* **Dataset content**
━━━━━━━━━━

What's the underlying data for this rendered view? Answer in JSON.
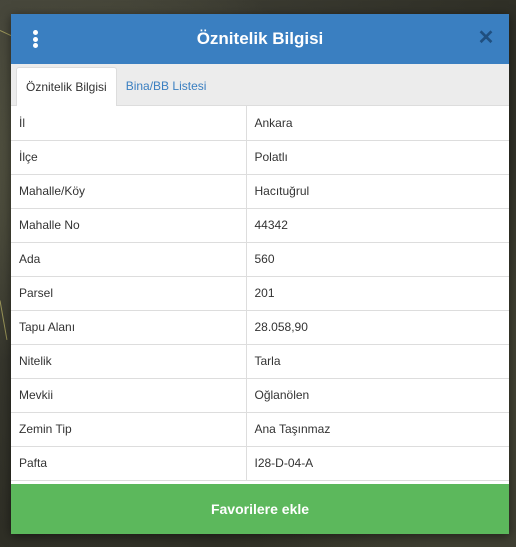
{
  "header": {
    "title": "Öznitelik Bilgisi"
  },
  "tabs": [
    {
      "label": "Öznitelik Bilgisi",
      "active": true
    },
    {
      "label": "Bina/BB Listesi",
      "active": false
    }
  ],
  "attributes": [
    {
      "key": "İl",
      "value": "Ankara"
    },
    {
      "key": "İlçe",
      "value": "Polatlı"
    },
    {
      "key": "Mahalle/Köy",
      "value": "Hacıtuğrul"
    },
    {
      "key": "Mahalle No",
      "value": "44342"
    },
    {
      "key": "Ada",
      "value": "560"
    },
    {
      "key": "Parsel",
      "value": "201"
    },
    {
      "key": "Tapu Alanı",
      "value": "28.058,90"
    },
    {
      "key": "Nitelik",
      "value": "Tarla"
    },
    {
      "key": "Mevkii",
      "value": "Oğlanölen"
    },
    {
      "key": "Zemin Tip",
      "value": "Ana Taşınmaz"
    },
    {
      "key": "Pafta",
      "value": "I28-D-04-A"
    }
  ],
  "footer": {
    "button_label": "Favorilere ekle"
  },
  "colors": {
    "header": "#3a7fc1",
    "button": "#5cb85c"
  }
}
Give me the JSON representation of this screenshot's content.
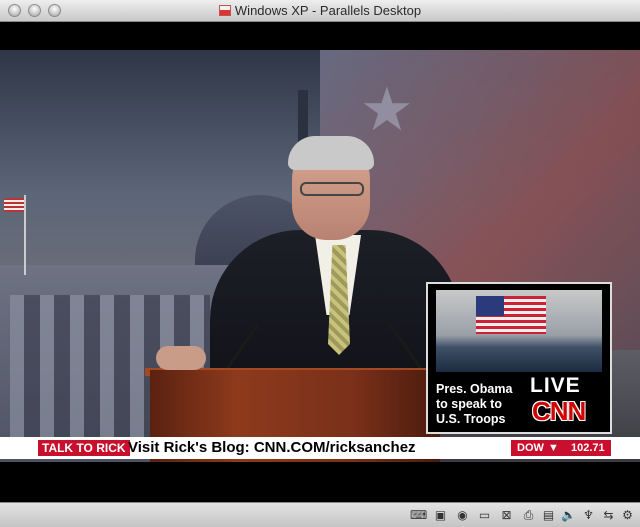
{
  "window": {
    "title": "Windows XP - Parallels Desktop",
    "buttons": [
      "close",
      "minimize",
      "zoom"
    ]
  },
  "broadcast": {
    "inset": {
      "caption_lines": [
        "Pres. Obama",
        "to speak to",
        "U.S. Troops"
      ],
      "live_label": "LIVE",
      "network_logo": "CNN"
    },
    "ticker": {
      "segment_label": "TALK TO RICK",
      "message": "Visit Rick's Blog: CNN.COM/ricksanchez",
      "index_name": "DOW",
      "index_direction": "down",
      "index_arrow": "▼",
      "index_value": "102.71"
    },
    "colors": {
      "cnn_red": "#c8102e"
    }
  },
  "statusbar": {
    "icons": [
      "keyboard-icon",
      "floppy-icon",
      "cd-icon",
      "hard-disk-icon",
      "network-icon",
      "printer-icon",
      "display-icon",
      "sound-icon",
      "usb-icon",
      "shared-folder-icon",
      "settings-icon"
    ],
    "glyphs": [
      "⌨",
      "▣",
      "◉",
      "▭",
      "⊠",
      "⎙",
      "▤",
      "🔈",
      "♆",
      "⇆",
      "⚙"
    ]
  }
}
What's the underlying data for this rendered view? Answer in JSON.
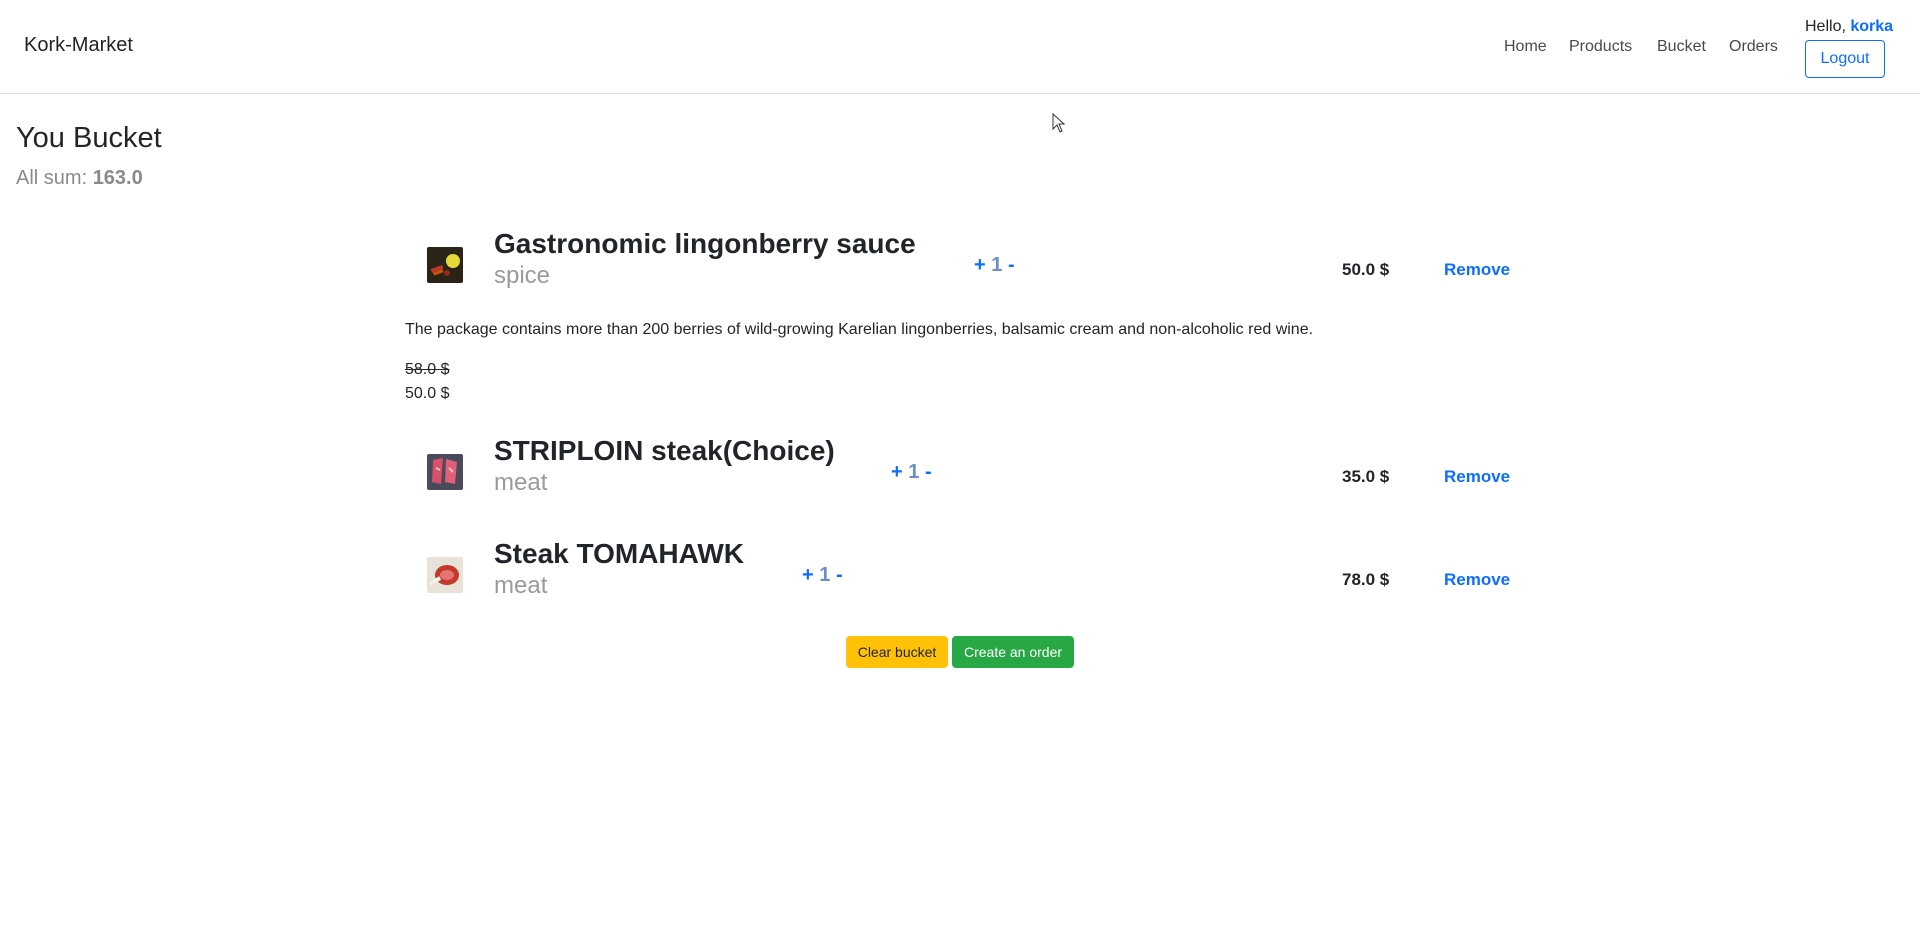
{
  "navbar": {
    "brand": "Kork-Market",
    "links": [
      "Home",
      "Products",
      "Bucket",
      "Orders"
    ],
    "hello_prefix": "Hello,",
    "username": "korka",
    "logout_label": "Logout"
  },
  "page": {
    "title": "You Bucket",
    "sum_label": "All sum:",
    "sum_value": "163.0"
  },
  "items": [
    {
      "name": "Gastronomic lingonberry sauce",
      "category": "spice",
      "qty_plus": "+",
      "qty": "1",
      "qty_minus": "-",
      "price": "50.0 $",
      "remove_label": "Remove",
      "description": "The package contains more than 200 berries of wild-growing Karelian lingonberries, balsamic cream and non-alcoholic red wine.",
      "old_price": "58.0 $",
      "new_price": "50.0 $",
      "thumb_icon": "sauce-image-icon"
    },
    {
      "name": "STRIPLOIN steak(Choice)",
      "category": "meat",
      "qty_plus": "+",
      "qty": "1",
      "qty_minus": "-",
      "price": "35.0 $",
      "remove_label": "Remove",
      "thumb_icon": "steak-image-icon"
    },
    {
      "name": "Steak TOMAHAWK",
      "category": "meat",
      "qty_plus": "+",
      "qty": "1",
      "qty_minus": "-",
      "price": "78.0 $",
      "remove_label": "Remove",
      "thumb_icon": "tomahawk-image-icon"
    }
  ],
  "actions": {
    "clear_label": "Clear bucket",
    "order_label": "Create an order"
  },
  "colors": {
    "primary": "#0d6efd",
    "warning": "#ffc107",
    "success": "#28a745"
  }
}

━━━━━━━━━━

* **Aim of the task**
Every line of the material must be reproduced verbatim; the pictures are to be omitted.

* **Task output**
What's the underlying data for this rendered view? Answer in JSON.
{
  "header": {
    "title": "Öznitelik Bilgisi"
  },
  "tabs": [
    {
      "label": "Öznitelik Bilgisi",
      "active": true
    },
    {
      "label": "Bina/BB Listesi",
      "active": false
    }
  ],
  "attributes": [
    {
      "key": "İl",
      "value": "Ankara"
    },
    {
      "key": "İlçe",
      "value": "Polatlı"
    },
    {
      "key": "Mahalle/Köy",
      "value": "Hacıtuğrul"
    },
    {
      "key": "Mahalle No",
      "value": "44342"
    },
    {
      "key": "Ada",
      "value": "560"
    },
    {
      "key": "Parsel",
      "value": "201"
    },
    {
      "key": "Tapu Alanı",
      "value": "28.058,90"
    },
    {
      "key": "Nitelik",
      "value": "Tarla"
    },
    {
      "key": "Mevkii",
      "value": "Oğlanölen"
    },
    {
      "key": "Zemin Tip",
      "value": "Ana Taşınmaz"
    },
    {
      "key": "Pafta",
      "value": "I28-D-04-A"
    }
  ],
  "footer": {
    "button_label": "Favorilere ekle"
  },
  "colors": {
    "header": "#3a7fc1",
    "button": "#5cb85c"
  }
}
Give me the JSON representation of this screenshot's content.
{
  "window": {
    "title": "Windows XP - Parallels Desktop",
    "buttons": [
      "close",
      "minimize",
      "zoom"
    ]
  },
  "broadcast": {
    "inset": {
      "caption_lines": [
        "Pres. Obama",
        "to speak to",
        "U.S. Troops"
      ],
      "live_label": "LIVE",
      "network_logo": "CNN"
    },
    "ticker": {
      "segment_label": "TALK TO RICK",
      "message": "Visit Rick's Blog: CNN.COM/ricksanchez",
      "index_name": "DOW",
      "index_direction": "down",
      "index_arrow": "▼",
      "index_value": "102.71"
    },
    "colors": {
      "cnn_red": "#c8102e"
    }
  },
  "statusbar": {
    "icons": [
      "keyboard-icon",
      "floppy-icon",
      "cd-icon",
      "hard-disk-icon",
      "network-icon",
      "printer-icon",
      "display-icon",
      "sound-icon",
      "usb-icon",
      "shared-folder-icon",
      "settings-icon"
    ],
    "glyphs": [
      "⌨",
      "▣",
      "◉",
      "▭",
      "⊠",
      "⎙",
      "▤",
      "🔈",
      "♆",
      "⇆",
      "⚙"
    ]
  }
}
What's the underlying data for this rendered view? Answer in JSON.
{
  "navbar": {
    "brand": "Kork-Market",
    "links": [
      "Home",
      "Products",
      "Bucket",
      "Orders"
    ],
    "hello_prefix": "Hello,",
    "username": "korka",
    "logout_label": "Logout"
  },
  "page": {
    "title": "You Bucket",
    "sum_label": "All sum:",
    "sum_value": "163.0"
  },
  "items": [
    {
      "name": "Gastronomic lingonberry sauce",
      "category": "spice",
      "qty_plus": "+",
      "qty": "1",
      "qty_minus": "-",
      "price": "50.0 $",
      "remove_label": "Remove",
      "description": "The package contains more than 200 berries of wild-growing Karelian lingonberries, balsamic cream and non-alcoholic red wine.",
      "old_price": "58.0 $",
      "new_price": "50.0 $",
      "thumb_icon": "sauce-image-icon"
    },
    {
      "name": "STRIPLOIN steak(Choice)",
      "category": "meat",
      "qty_plus": "+",
      "qty": "1",
      "qty_minus": "-",
      "price": "35.0 $",
      "remove_label": "Remove",
      "thumb_icon": "steak-image-icon"
    },
    {
      "name": "Steak TOMAHAWK",
      "category": "meat",
      "qty_plus": "+",
      "qty": "1",
      "qty_minus": "-",
      "price": "78.0 $",
      "remove_label": "Remove",
      "thumb_icon": "tomahawk-image-icon"
    }
  ],
  "actions": {
    "clear_label": "Clear bucket",
    "order_label": "Create an order"
  },
  "colors": {
    "primary": "#0d6efd",
    "warning": "#ffc107",
    "success": "#28a745"
  }
}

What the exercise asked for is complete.